Race doesn’t tell you anything about what a person is like. Because race is more grouped by appearance, one can look a certain race but have a culture that is very different from their heritage. I am of Chinese ancestry but did not grow up in China and I do not speak a word of Chinese. Additionally, you can’t ascribe non-physical traits or characteristics to a racial group. This does not consider the many cultures and characteristics individuals may have. I have many traits from multiple cultures (Japanese, Africa, and Indigenous) but I have ancestry from two different areas.

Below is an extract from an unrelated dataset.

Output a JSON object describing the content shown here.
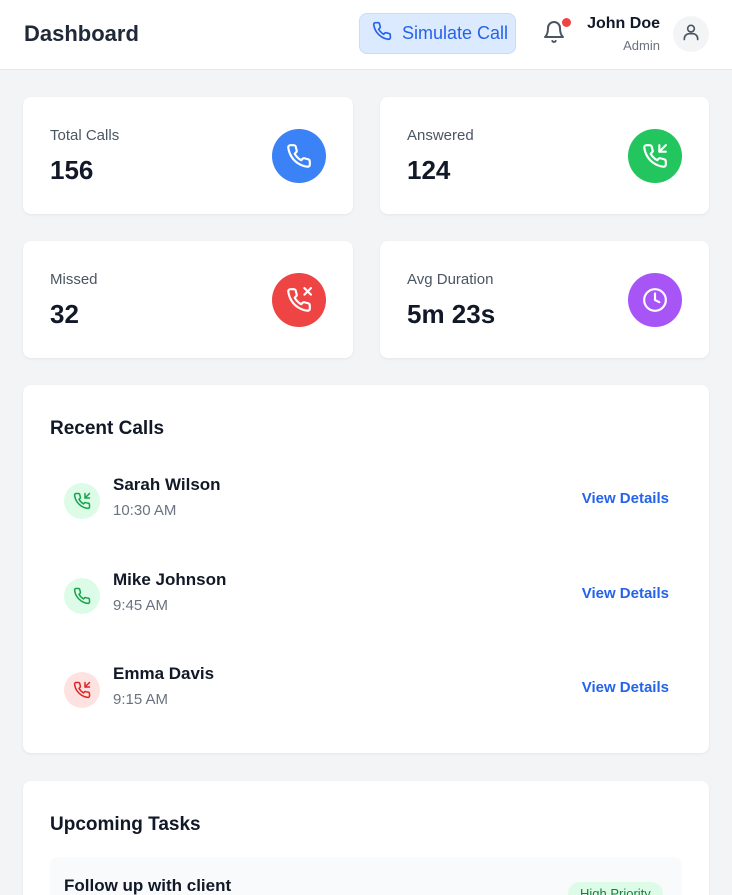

Especially in times of a crisis like a pandemic, it’s easy to let fear take over and to marginalise an entire racial group, but it’s important to remember that just because someone looks Chinese to you doesn’t mean they have any connections or even cultural values linked to China, nor that the racial group as a whole is necessarily responsible for the crisis.

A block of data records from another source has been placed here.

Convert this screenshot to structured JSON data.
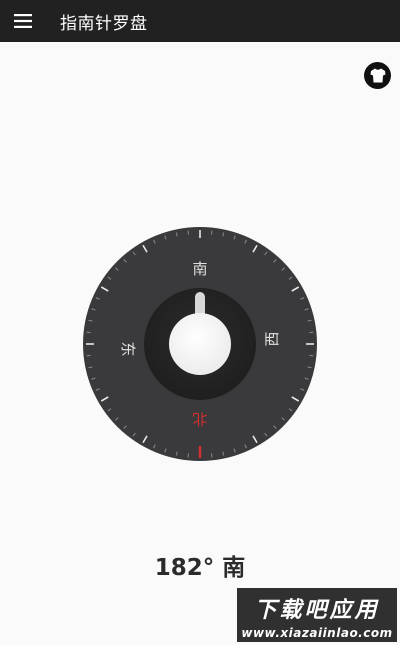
{
  "toolbar": {
    "title": "指南针罗盘",
    "background": "#212121"
  },
  "icons": {
    "menu": "hamburger-menu-icon",
    "skin": "shirt-icon"
  },
  "compass": {
    "heading_degrees": 182,
    "labels": {
      "south": "南",
      "east": "东",
      "west": "西",
      "north": "北"
    },
    "north_color": "#d32f2f",
    "dial_color": "#3a3a3c",
    "knob_color": "#f5f5f5"
  },
  "readout": {
    "degrees": "182°",
    "direction": "南"
  },
  "watermark": {
    "title": "下载吧应用",
    "url": "www.xiazaiinlao.com"
  }
}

“But even more than that, when we examine the genetics of different racial groups, there’s more genetic difference within any one racial group compared to the average between them, and yet amongst all of us, we are so remarkably similar (99.9% alike in fact). Yes, there may be some value in grouping people into racial groups, but at the end of the day, we have much more in common with each other than we don’t.

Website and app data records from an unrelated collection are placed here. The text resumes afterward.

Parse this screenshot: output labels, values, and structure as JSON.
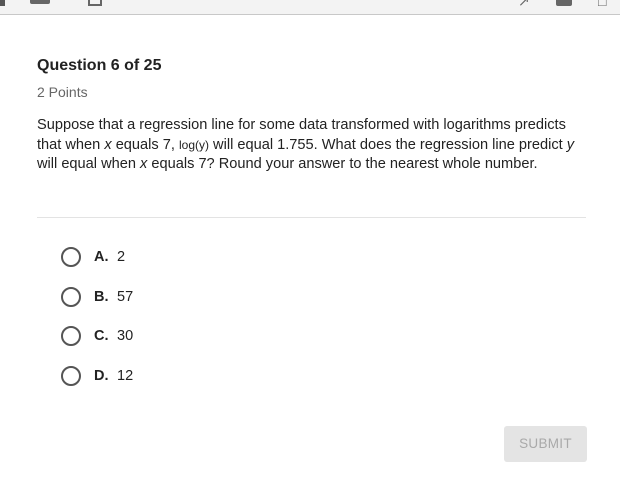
{
  "header": {
    "title": "",
    "icons": [
      "menu-icon",
      "home-icon",
      "document-icon",
      "translate-icon",
      "user-icon",
      "expand-icon"
    ]
  },
  "question": {
    "title": "Question 6 of 25",
    "points": "2 Points",
    "text_parts": {
      "p1": "Suppose that a regression line for some data transformed with logarithms predicts that when ",
      "x1": "x",
      "p2": " equals 7, ",
      "math": "log(y)",
      "p3": " will equal 1.755. What does the regression line predict ",
      "y1": "y",
      "p4": " will equal when ",
      "x2": "x",
      "p5": " equals 7? Round your answer to the nearest whole number."
    }
  },
  "options": [
    {
      "letter": "A.",
      "value": "2"
    },
    {
      "letter": "B.",
      "value": "57"
    },
    {
      "letter": "C.",
      "value": "30"
    },
    {
      "letter": "D.",
      "value": "12"
    }
  ],
  "submit_label": "SUBMIT",
  "colors": {
    "text": "#222222",
    "muted": "#666666",
    "submit_bg": "#e4e4e4",
    "submit_text": "#a9a9a9"
  }
}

What can We Do? Here are a few suggestions based on personal experience
Research and educate including the below articles that this article is based on
Conduct free implicit bias assessments on yourself to discover unconscious bias and then use this to delve deeper as to why these biasexist (where did you learn them from) or more in-depth assessments such as:
Intercultural Development Inventory (IDI®) Great for organizations as will do a confidential individual report and a combined work team with suggestions of what can be improved.
Disarm any racist comments, including any microaggressions. If in a group, steer the conversation away and then approach the person individually as to the impact it might have had on someone.
Do not enable the behaviour, have the courage to speak up. If you choose to be silent, you have sanctioned the behavior and you have inadvertently become part of the problem. Why... because your inaction informed them that you agree with them. You validated the harm and are, in fact, perpetuating the racist behavior. In being silent, you are centering your own comfort and safety over that of the comfort and safety of others.
Be curious. Avoid making people feel less than and do not lecture. Believe that everyone has good intent and not out to offend people. Do what is in your control and let them know why their comment may have offended someone and then let it go. They may ask you more, or storm off. Either way, know that you did the right thing and their behaviour is not in your control.
Be flexible and seek to be open. We all say things that may be inappropriate and may offend someone. Therefore if someone calls you out, seek to understand the impacts and how you can deal with it so it does not happen again.
Connect with Denise:
LinkedIN: Denise Young
Facebook; Tigers Eye Advisory Group